WHAT IS BEING ASKED
Which lines of the records contain the word "Grass"? Show each of them.

-------- INPUT FOR THIS TASK

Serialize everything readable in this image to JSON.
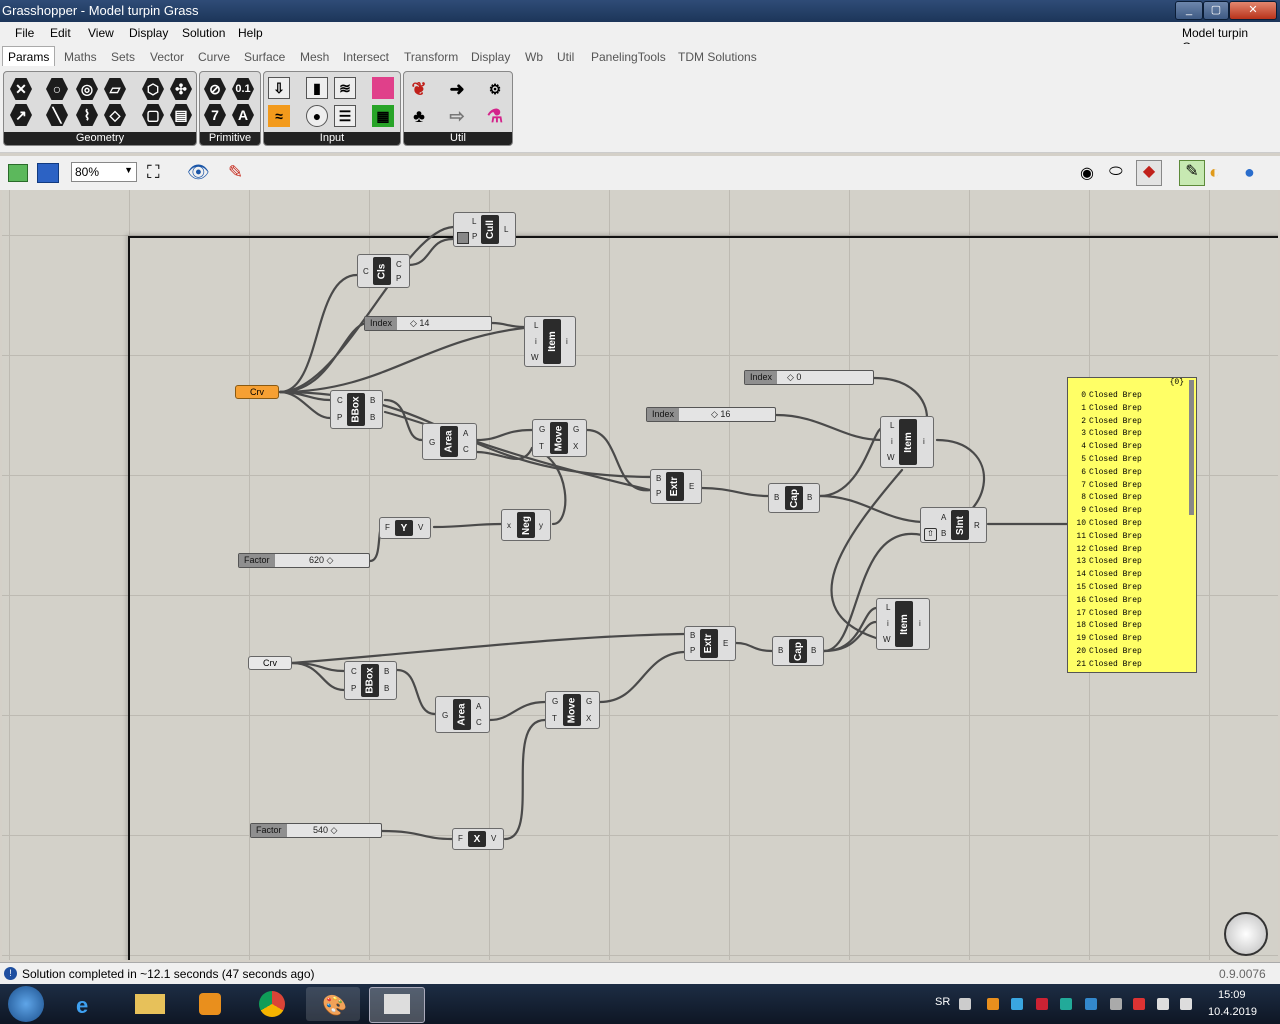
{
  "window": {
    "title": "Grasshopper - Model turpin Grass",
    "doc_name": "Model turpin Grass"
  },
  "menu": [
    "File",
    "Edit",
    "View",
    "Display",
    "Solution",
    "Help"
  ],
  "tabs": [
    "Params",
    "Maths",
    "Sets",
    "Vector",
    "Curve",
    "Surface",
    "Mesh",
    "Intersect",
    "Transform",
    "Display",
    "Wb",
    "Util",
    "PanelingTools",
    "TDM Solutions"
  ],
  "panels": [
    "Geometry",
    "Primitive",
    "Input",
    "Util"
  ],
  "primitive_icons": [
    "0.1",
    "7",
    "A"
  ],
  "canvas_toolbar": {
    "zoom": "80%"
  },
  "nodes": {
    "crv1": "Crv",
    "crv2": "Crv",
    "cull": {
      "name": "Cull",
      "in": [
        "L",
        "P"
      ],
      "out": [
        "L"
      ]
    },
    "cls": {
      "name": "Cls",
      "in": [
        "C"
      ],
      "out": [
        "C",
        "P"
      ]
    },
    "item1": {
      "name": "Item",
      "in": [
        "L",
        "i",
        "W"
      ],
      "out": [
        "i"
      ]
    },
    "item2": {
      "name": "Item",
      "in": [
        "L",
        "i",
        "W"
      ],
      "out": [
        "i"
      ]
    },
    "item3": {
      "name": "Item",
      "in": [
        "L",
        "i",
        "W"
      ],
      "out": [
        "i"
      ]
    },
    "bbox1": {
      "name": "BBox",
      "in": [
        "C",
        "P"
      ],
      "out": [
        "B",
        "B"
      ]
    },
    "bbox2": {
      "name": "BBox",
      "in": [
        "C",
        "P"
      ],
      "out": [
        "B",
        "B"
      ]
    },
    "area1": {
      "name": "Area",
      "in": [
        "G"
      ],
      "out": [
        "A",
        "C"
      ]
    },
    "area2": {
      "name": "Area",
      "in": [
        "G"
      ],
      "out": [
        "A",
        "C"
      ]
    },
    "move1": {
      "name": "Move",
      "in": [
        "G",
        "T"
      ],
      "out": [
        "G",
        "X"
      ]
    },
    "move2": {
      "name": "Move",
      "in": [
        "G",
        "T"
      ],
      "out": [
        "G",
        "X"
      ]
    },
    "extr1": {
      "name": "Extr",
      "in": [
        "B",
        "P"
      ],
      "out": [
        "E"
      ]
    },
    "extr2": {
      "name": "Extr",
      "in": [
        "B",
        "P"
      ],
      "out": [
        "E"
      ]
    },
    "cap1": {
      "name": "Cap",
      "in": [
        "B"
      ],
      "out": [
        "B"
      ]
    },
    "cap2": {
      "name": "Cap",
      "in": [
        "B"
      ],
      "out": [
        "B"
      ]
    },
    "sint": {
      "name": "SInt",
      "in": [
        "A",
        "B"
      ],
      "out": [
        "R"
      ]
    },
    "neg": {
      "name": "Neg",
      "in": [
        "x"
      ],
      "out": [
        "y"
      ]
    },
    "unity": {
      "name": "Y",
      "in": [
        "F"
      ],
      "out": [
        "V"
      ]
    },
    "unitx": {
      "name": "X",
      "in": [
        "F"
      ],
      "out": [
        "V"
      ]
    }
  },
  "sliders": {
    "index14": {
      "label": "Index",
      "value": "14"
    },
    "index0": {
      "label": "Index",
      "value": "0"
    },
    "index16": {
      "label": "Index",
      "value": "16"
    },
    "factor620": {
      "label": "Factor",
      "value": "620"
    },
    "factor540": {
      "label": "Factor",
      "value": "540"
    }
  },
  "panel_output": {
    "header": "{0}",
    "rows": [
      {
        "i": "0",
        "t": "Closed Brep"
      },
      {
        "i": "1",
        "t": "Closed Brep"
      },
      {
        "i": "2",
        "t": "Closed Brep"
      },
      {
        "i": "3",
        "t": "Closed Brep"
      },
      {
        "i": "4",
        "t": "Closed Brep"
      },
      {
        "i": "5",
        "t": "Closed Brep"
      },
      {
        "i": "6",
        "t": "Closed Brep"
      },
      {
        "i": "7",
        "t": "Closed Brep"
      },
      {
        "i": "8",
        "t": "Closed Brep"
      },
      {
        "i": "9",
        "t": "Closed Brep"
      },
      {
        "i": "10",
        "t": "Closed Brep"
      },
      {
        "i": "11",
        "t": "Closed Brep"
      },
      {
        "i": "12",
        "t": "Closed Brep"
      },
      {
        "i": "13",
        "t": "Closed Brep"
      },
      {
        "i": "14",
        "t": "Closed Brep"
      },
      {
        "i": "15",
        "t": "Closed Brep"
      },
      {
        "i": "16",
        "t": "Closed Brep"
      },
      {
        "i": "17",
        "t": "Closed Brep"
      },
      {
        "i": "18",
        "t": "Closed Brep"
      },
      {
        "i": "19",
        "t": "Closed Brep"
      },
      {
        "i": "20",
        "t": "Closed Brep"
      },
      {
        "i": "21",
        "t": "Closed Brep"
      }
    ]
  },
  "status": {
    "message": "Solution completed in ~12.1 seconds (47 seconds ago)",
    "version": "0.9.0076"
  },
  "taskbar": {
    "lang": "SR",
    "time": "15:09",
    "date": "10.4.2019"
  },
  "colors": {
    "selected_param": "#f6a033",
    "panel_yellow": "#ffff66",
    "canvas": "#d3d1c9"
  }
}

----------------

OUTPUT OF THE TASK
    "title": "Grasshopper - Model turpin Grass",
    "doc_name": "Model turpin Grass"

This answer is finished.